Many children with special needs are being failed by schools which cannot cope with them, a teachers' union is warning.
Teachers are concerned at children with behavioural problems
Policies aimed at including everyone in mainstream schools have led to big problems for some schools, according to members of England's second-biggest teachers' union, the NASUWT.
Delegates at the organisation's annual conference in Bournemouth heard criticism of the closure of many special schools.
One delegate, Ron Clooney, from a Southampton secondary school, said teachers were being told to reward the good behaviour of children who were generally very difficult to control or even violent.
"We are being urged to give the kids Mars bars when they are walking around with iron bars," he said.
"It doesn't work. You don't see policemen walking around with Mars bars instead of truncheons.
"Inclusion doesn't work and we don't want it."
The NASUWT's general secretary Eamonn O'Kane said the issue of inclusion was one which concerned many members.
The union was not opposed to inclusion, which he said could be good both for children with special needs and the main school population, provided schools were given enough resources.
But he added: "If a school is not given proper facilities it can be a disaster. When you apply the concept of inclusion for youngsters of all special needs, that leads to real problems.
"Schools with a high proportion of children with special needs have to deal with a multiplicity of problem behaviour.
"The children themselves do not benefit from the experience.

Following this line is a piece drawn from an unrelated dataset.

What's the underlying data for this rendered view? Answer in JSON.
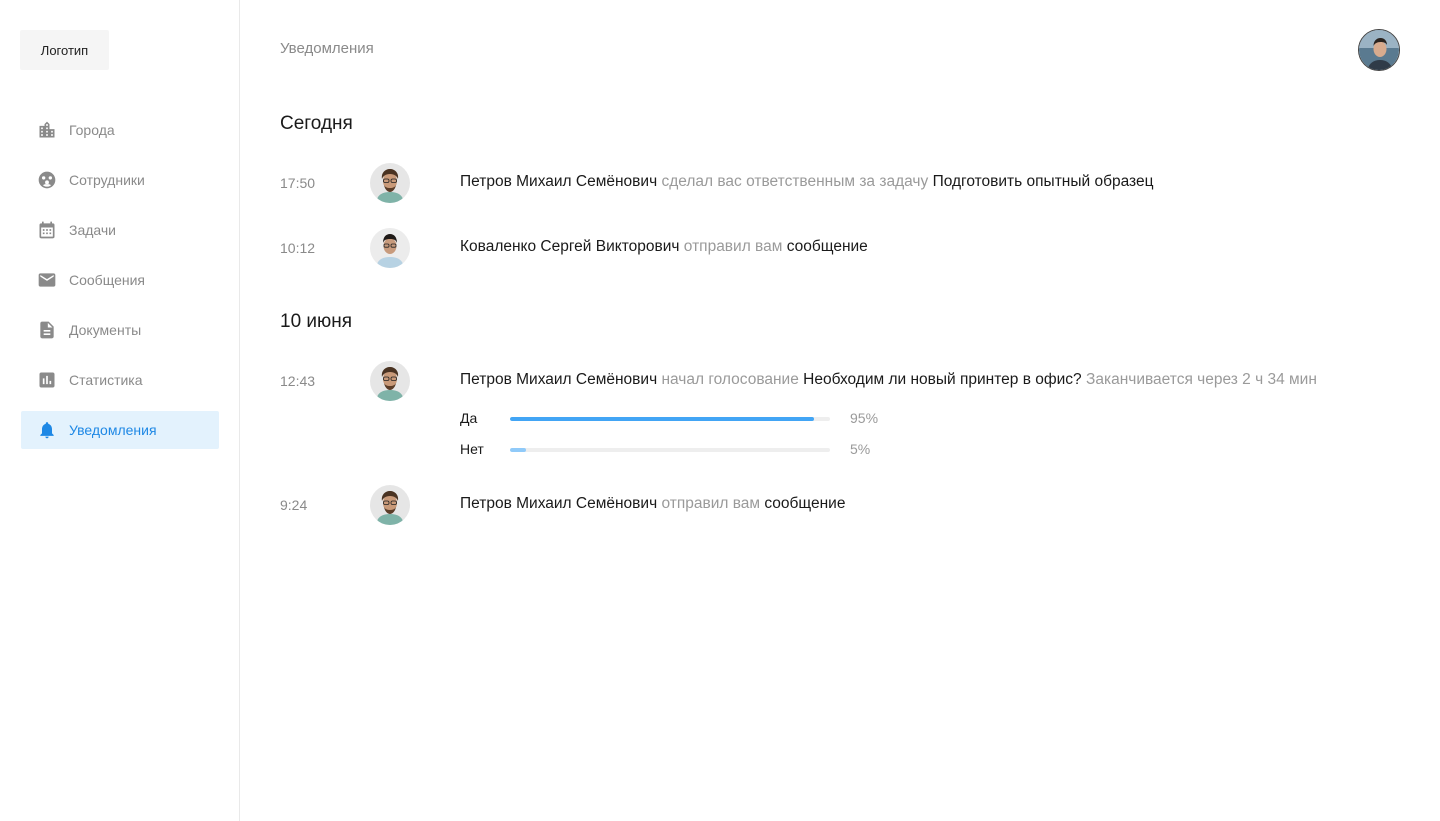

Sometimes they are very vulnerable children who find themselves being bullied."
Mr O'Kane said the closure of many special schools under Labour had been driven by cost-cutting and he was pleased the government now seemed ready to maintain surviving special schools.
"The rush to close special schools was ill-judged and mainstream schools can often reap the consequences."